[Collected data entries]
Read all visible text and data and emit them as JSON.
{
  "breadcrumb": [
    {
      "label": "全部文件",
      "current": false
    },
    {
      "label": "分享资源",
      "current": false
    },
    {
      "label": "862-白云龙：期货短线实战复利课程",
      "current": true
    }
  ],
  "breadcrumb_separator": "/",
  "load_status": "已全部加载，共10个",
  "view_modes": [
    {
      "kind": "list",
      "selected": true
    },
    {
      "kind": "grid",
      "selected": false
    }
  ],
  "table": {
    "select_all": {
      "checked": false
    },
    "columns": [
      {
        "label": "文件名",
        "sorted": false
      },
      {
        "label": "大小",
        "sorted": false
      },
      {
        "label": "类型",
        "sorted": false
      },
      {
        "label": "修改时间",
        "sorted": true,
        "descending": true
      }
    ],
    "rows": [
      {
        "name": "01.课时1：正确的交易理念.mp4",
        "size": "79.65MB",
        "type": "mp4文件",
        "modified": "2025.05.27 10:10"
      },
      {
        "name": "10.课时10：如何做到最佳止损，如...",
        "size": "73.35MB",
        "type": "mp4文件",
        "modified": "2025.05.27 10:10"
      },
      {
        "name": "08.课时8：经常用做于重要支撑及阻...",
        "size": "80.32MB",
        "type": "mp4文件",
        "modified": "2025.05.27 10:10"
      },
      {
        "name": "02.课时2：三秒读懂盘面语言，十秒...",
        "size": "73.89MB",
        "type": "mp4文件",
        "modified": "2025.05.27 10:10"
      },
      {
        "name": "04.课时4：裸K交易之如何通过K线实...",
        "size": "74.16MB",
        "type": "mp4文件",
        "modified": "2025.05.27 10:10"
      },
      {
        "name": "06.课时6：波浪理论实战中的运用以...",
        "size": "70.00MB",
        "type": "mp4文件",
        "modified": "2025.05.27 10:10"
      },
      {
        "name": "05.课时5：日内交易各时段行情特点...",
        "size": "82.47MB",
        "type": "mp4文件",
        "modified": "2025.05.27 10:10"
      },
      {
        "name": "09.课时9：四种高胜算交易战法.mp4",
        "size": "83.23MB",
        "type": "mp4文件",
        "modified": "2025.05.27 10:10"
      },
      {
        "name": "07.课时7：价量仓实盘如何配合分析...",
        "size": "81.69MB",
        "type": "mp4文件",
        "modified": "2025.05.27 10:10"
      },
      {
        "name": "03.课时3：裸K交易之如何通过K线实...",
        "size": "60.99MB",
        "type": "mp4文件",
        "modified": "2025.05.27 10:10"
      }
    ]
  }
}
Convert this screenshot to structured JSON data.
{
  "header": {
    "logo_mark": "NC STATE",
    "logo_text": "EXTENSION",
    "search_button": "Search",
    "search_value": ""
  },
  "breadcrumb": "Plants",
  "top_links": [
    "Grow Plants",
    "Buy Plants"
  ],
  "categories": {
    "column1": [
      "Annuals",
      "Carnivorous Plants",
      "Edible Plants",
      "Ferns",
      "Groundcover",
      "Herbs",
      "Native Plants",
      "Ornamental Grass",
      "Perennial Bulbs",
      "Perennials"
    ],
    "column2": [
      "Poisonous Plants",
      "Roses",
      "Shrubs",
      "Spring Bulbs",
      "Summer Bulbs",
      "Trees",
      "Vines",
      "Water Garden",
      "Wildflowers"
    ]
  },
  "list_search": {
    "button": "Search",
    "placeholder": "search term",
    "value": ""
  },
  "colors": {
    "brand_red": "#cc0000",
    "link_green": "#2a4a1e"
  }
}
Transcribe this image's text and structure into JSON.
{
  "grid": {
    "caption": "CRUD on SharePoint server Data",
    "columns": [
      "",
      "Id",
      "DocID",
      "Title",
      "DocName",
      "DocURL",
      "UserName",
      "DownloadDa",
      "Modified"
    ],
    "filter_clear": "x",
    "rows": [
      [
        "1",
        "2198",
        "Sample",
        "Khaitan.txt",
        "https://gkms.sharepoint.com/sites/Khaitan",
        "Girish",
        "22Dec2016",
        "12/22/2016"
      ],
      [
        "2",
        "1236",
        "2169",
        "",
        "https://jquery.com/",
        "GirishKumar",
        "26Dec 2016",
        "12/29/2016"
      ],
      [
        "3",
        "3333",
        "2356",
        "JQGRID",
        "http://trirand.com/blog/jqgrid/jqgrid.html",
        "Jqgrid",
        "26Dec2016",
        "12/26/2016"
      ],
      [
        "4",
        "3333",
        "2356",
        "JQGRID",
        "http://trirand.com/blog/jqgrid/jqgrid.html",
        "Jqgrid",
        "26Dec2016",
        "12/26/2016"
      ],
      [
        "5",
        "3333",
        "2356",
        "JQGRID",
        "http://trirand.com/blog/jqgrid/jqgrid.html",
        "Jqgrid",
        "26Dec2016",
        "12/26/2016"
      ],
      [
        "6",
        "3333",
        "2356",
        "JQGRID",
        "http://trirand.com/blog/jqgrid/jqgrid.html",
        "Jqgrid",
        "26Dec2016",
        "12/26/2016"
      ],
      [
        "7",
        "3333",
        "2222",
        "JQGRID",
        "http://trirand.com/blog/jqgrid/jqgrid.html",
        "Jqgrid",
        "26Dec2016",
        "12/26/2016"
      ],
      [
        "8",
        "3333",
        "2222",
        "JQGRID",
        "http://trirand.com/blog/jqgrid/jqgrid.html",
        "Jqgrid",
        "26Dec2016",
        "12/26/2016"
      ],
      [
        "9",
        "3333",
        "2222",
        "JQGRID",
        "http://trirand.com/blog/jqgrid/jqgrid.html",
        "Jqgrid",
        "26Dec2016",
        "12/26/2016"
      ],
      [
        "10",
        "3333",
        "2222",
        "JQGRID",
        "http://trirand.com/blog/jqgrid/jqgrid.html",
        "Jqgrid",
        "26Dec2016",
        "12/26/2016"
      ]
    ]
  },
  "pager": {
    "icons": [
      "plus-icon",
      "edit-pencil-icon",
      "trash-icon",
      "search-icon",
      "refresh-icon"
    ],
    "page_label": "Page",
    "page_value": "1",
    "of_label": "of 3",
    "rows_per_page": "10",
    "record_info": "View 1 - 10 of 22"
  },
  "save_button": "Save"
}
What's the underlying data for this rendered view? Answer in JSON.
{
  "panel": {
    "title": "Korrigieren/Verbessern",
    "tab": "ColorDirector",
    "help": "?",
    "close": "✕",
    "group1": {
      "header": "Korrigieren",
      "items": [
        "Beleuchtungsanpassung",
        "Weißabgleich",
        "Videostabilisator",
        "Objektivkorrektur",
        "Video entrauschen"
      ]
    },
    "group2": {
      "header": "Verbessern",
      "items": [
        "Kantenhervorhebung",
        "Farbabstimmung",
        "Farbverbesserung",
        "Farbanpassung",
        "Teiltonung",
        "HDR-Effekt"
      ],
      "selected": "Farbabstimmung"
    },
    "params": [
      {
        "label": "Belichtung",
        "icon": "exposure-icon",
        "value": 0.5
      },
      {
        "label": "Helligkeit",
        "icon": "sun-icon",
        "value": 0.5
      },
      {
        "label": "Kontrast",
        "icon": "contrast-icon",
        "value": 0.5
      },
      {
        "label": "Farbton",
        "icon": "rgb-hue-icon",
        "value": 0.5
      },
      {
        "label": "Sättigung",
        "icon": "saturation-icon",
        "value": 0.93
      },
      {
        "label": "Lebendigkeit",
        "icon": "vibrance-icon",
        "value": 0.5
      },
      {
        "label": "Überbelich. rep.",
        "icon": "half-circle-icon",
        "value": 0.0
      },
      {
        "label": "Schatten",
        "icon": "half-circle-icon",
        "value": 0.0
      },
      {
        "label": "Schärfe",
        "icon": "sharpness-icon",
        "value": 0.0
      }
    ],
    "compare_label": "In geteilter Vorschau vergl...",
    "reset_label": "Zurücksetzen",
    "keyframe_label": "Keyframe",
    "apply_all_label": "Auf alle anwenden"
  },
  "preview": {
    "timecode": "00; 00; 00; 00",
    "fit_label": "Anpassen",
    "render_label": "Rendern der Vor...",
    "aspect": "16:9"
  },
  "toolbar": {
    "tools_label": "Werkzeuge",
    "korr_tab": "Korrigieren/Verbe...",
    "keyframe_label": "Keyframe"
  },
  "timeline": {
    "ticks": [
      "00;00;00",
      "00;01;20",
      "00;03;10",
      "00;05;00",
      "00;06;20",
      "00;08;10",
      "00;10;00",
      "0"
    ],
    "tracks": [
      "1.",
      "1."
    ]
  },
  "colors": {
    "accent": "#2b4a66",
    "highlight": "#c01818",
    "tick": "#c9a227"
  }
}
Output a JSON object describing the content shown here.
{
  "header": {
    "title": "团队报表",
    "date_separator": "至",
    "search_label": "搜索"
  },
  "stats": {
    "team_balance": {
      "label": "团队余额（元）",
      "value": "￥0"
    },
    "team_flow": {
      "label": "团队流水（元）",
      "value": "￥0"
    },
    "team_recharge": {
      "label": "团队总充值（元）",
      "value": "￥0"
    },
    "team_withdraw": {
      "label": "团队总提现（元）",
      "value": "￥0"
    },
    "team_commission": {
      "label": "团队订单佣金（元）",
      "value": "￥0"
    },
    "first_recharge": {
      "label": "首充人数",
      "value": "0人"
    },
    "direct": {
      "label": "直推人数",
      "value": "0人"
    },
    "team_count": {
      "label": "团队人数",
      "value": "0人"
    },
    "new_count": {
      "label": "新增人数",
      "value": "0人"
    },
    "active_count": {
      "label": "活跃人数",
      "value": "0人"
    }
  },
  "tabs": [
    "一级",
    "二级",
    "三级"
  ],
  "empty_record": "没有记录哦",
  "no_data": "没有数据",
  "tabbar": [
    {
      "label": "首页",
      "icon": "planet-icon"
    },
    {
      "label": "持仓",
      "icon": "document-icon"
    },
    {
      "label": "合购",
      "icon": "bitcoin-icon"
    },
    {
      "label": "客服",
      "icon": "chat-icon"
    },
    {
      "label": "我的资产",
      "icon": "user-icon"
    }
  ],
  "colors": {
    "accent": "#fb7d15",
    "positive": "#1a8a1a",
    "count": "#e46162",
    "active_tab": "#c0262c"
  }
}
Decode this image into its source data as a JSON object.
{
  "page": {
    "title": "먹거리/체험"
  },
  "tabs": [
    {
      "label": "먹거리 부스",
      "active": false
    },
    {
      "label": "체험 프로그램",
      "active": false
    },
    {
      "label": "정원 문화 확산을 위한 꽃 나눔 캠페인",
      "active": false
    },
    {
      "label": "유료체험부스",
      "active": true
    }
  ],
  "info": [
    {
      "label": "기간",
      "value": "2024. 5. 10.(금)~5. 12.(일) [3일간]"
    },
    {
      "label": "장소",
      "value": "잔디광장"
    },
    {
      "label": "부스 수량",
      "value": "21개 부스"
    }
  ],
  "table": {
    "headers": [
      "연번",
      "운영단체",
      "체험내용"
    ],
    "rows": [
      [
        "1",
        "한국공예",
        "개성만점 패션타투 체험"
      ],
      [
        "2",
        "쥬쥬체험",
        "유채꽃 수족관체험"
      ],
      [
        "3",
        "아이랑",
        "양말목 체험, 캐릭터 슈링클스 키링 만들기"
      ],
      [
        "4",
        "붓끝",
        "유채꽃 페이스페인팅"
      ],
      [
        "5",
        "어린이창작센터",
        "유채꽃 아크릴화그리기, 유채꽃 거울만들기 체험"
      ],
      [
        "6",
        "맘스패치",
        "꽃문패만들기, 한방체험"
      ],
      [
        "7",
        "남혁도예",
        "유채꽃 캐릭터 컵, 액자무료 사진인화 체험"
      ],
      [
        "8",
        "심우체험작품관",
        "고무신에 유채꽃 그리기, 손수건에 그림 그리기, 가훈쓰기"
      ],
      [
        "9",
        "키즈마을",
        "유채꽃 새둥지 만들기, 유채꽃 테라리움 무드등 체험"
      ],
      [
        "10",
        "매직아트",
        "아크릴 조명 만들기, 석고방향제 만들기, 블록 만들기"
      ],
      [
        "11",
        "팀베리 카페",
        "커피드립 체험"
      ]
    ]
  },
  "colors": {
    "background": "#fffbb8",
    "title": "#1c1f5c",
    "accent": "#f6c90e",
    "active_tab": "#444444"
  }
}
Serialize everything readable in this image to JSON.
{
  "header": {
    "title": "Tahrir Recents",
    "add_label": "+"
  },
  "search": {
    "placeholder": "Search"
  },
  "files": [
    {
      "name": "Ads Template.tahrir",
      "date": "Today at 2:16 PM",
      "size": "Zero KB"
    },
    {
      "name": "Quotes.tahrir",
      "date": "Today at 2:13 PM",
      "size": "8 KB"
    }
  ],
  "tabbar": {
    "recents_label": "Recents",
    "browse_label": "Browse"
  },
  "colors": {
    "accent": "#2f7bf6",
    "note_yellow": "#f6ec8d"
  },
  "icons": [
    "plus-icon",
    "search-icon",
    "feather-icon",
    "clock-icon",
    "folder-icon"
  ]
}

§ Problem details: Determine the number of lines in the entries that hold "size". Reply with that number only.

§ Your response: 12